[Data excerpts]
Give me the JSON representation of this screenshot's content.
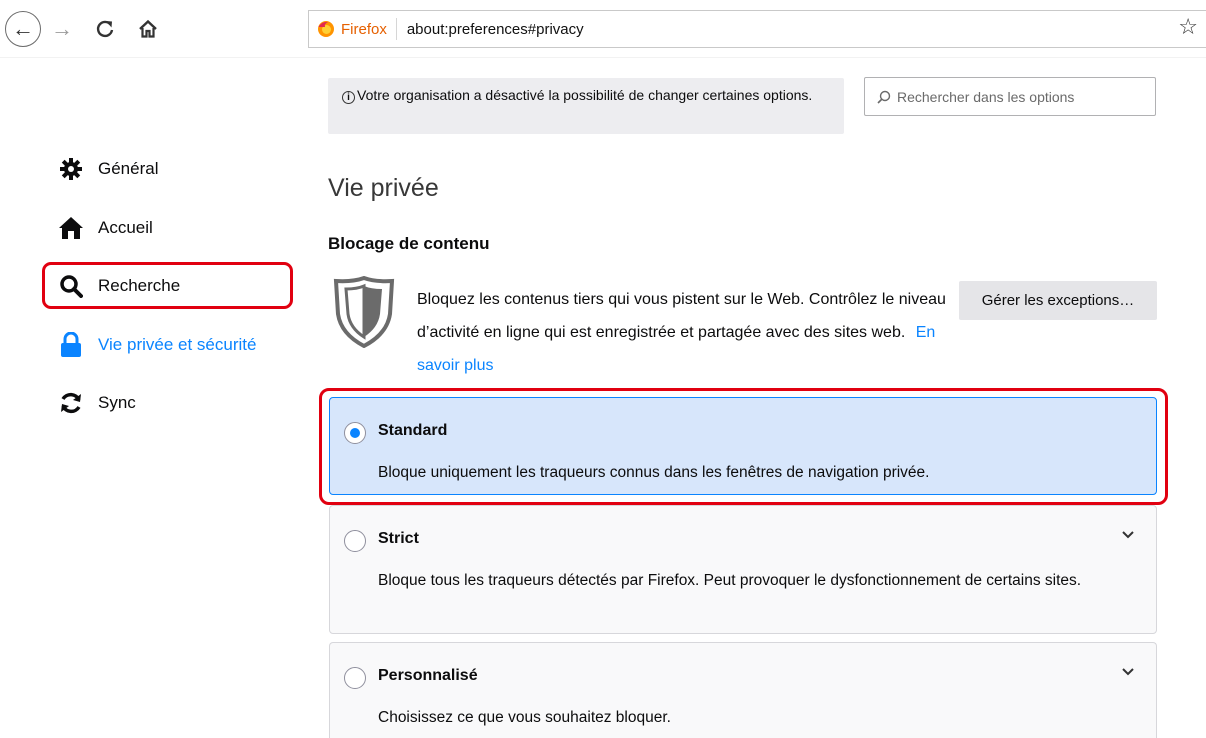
{
  "toolbar": {
    "back_glyph": "←",
    "forward_glyph": "→",
    "reload_icon": "reload-icon",
    "home_icon": "home-icon",
    "identity_label": "Firefox",
    "url": "about:preferences#privacy",
    "star_glyph": "☆"
  },
  "sidebar": {
    "items": [
      {
        "label": "Général",
        "icon": "gear-icon"
      },
      {
        "label": "Accueil",
        "icon": "home-icon"
      },
      {
        "label": "Recherche",
        "icon": "search-icon"
      },
      {
        "label": "Vie privée et sécurité",
        "icon": "lock-icon",
        "selected": true
      },
      {
        "label": "Sync",
        "icon": "sync-icon"
      }
    ]
  },
  "notice": {
    "text": "Votre organisation a désactivé la possibilité de changer certaines options."
  },
  "search": {
    "placeholder": "Rechercher dans les options"
  },
  "main": {
    "title": "Vie privée",
    "section_title": "Blocage de contenu",
    "description": "Bloquez les contenus tiers qui vous pistent sur le Web. Contrôlez le niveau d’activité en ligne qui est enregistrée et partagée avec des sites web.",
    "learn_more": "En savoir plus",
    "exceptions_button": "Gérer les exceptions…"
  },
  "options": [
    {
      "title": "Standard",
      "description": "Bloque uniquement les traqueurs connus dans les fenêtres de navigation privée.",
      "checked": true
    },
    {
      "title": "Strict",
      "description": "Bloque tous les traqueurs détectés par Firefox. Peut provoquer le dysfonctionnement de certains sites.",
      "checked": false
    },
    {
      "title": "Personnalisé",
      "description": "Choisissez ce que vous souhaitez bloquer.",
      "checked": false
    }
  ],
  "colors": {
    "accent": "#0a84ff",
    "highlight": "#e10010",
    "selected_bg": "#d7e6fb",
    "firefox_orange": "#e66000"
  }
}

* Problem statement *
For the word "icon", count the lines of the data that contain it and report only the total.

* Problem solution *
7